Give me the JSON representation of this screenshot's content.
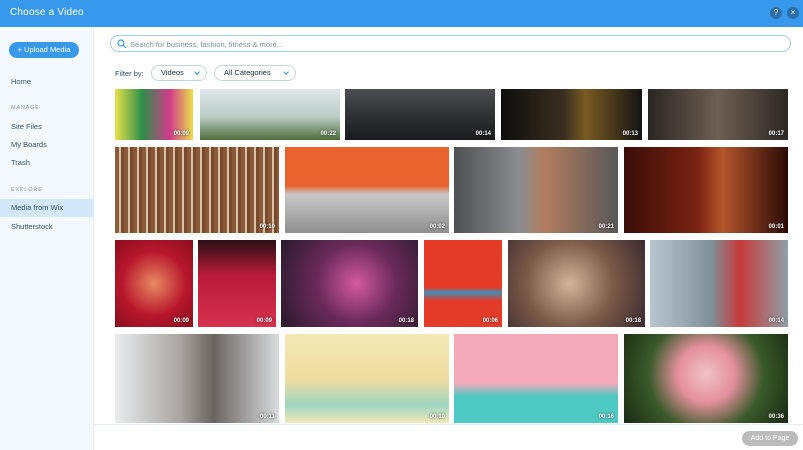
{
  "window": {
    "title": "Choose a Video",
    "help_label": "?",
    "close_label": "×"
  },
  "sidebar": {
    "upload_label": "+ Upload Media",
    "home": "Home",
    "manage_heading": "MANAGE",
    "manage_items": [
      "Site Files",
      "My Boards",
      "Trash"
    ],
    "explore_heading": "EXPLORE",
    "explore_items": [
      "Media from Wix",
      "Shutterstock"
    ],
    "active_item": "Media from Wix"
  },
  "search": {
    "placeholder": "Search for business, fashion, fitness & more..."
  },
  "filters": {
    "label": "Filter by:",
    "type_value": "Videos",
    "category_value": "All Categories"
  },
  "videos": [
    {
      "duration": "00:09",
      "bg": "linear-gradient(90deg,#e8e14a 0%,#2c8f4a 35%,#d23a8c 70%,#e8e14a 100%)"
    },
    {
      "duration": "00:22",
      "bg": "linear-gradient(180deg,#dfe7ea 0%,#b9cbc4 55%,#4d6e3a 100%)"
    },
    {
      "duration": "00:14",
      "bg": "linear-gradient(180deg,#4c4e52 0%,#2b2d31 60%,#1a1a1c 100%)"
    },
    {
      "duration": "00:13",
      "bg": "linear-gradient(90deg,#0d0d0d 0%,#3a3020 45%,#7a5a20 60%,#141414 100%)"
    },
    {
      "duration": "00:17",
      "bg": "linear-gradient(90deg,#2a2623 0%,#6d5e52 50%,#2d2824 100%)"
    },
    {
      "duration": "00:10",
      "bg": "repeating-linear-gradient(90deg,#8a5a3a 0 4px,#d9c3a6 4px 6px,#7a4a2c 6px 9px)"
    },
    {
      "duration": "00:02",
      "bg": "linear-gradient(180deg,#e9622e 0%,#e9622e 45%,#c9c9c9 55%,#8f8f8f 100%)"
    },
    {
      "duration": "00:21",
      "bg": "linear-gradient(90deg,#4f5052 0%,#8b8d90 40%,#b37c5e 55%,#57585a 100%)"
    },
    {
      "duration": "00:01",
      "bg": "linear-gradient(90deg,#3a0d08 0%,#7a2312 45%,#b3552a 60%,#2a0a06 100%)"
    },
    {
      "duration": "00:09",
      "bg": "radial-gradient(circle at 50% 50%,#e88a63 0%,#b8172c 55%,#8a0c1e 100%)"
    },
    {
      "duration": "00:09",
      "bg": "linear-gradient(180deg,#2a1014 0%,#b81a3a 40%,#d6324f 100%)"
    },
    {
      "duration": "00:18",
      "bg": "radial-gradient(circle at 55% 50%,#d45aa0 0%,#6a2a5a 45%,#2a1a2c 100%)"
    },
    {
      "duration": "00:06",
      "bg": "linear-gradient(180deg,#e33b28 0%,#e33b28 55%,#3f8fb8 60%,#e33b28 70%)"
    },
    {
      "duration": "00:18",
      "bg": "radial-gradient(circle at 45% 50%,#d3b49a 0%,#7b5a48 50%,#3a2a30 100%)"
    },
    {
      "duration": "00:14",
      "bg": "linear-gradient(90deg,#b9c6cf 0%,#7f8f98 45%,#c73a3a 65%,#8fa0a8 100%)"
    },
    {
      "duration": "00:11",
      "bg": "linear-gradient(90deg,#e9ecef 0%,#a9a4a0 40%,#6a6460 60%,#d9dcdf 100%)"
    },
    {
      "duration": "00:10",
      "bg": "linear-gradient(180deg,#f3e9b6 0%,#f0dca0 50%,#9fd6c3 80%,#f3e9b6 100%)"
    },
    {
      "duration": "00:16",
      "bg": "linear-gradient(180deg,#f4a9b8 0%,#f4a9b8 55%,#4fc9c4 70%,#4fc9c4 100%)"
    },
    {
      "duration": "00:36",
      "bg": "radial-gradient(circle at 50% 45%,#f3c3c8 0%,#e38f9c 30%,#3a5a2a 60%,#1a2a14 100%)"
    }
  ],
  "footer": {
    "add_label": "Add to Page"
  }
}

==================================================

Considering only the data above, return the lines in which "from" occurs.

### Answer for this exercise
      "Media from Wix",
    "active_item": "Media from Wix"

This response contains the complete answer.